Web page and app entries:

|---|

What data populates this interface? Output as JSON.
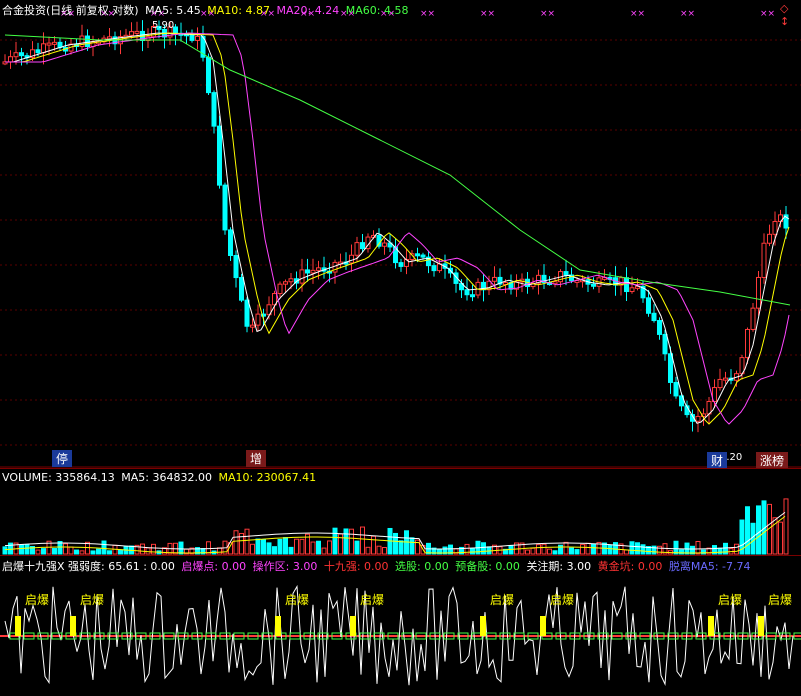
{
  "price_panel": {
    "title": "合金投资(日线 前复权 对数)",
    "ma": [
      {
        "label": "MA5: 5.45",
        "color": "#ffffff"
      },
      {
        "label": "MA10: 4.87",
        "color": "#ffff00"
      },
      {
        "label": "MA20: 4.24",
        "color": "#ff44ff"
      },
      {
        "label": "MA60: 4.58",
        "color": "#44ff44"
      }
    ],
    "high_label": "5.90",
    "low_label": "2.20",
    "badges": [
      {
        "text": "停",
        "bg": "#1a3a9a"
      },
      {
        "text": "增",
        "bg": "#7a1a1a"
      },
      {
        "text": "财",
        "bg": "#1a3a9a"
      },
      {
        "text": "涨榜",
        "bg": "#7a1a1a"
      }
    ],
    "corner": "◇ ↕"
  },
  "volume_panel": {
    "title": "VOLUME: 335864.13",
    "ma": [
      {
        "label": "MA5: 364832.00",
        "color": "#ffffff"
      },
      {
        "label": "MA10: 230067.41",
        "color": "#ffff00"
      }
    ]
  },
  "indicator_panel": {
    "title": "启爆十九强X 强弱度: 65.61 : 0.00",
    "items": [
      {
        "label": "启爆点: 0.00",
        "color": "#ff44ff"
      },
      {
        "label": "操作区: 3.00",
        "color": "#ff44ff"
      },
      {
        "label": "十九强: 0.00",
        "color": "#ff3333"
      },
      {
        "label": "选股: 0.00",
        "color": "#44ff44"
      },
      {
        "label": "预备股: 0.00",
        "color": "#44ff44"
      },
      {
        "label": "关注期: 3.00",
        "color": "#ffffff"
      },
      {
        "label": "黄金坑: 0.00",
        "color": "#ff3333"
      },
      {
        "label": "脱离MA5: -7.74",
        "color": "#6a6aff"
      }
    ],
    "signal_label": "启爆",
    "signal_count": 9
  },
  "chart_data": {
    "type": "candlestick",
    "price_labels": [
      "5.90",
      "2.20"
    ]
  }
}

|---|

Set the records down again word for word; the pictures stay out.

What data populates this interface? Output as JSON.
{
  "price_panel": {
    "title": "合金投资(日线 前复权 对数)",
    "ma": [
      {
        "label": "MA5: 5.45",
        "color": "#ffffff"
      },
      {
        "label": "MA10: 4.87",
        "color": "#ffff00"
      },
      {
        "label": "MA20: 4.24",
        "color": "#ff44ff"
      },
      {
        "label": "MA60: 4.58",
        "color": "#44ff44"
      }
    ],
    "high_label": "5.90",
    "low_label": "2.20",
    "badges": [
      {
        "text": "停",
        "bg": "#1a3a9a"
      },
      {
        "text": "增",
        "bg": "#7a1a1a"
      },
      {
        "text": "财",
        "bg": "#1a3a9a"
      },
      {
        "text": "涨榜",
        "bg": "#7a1a1a"
      }
    ],
    "corner": "◇ ↕"
  },
  "volume_panel": {
    "title": "VOLUME: 335864.13",
    "ma": [
      {
        "label": "MA5: 364832.00",
        "color": "#ffffff"
      },
      {
        "label": "MA10: 230067.41",
        "color": "#ffff00"
      }
    ]
  },
  "indicator_panel": {
    "title": "启爆十九强X 强弱度: 65.61 : 0.00",
    "items": [
      {
        "label": "启爆点: 0.00",
        "color": "#ff44ff"
      },
      {
        "label": "操作区: 3.00",
        "color": "#ff44ff"
      },
      {
        "label": "十九强: 0.00",
        "color": "#ff3333"
      },
      {
        "label": "选股: 0.00",
        "color": "#44ff44"
      },
      {
        "label": "预备股: 0.00",
        "color": "#44ff44"
      },
      {
        "label": "关注期: 3.00",
        "color": "#ffffff"
      },
      {
        "label": "黄金坑: 0.00",
        "color": "#ff3333"
      },
      {
        "label": "脱离MA5: -7.74",
        "color": "#6a6aff"
      }
    ],
    "signal_label": "启爆",
    "signal_count": 9
  },
  "chart_data": {
    "type": "candlestick",
    "price_labels": [
      "5.90",
      "2.20"
    ]
  }
}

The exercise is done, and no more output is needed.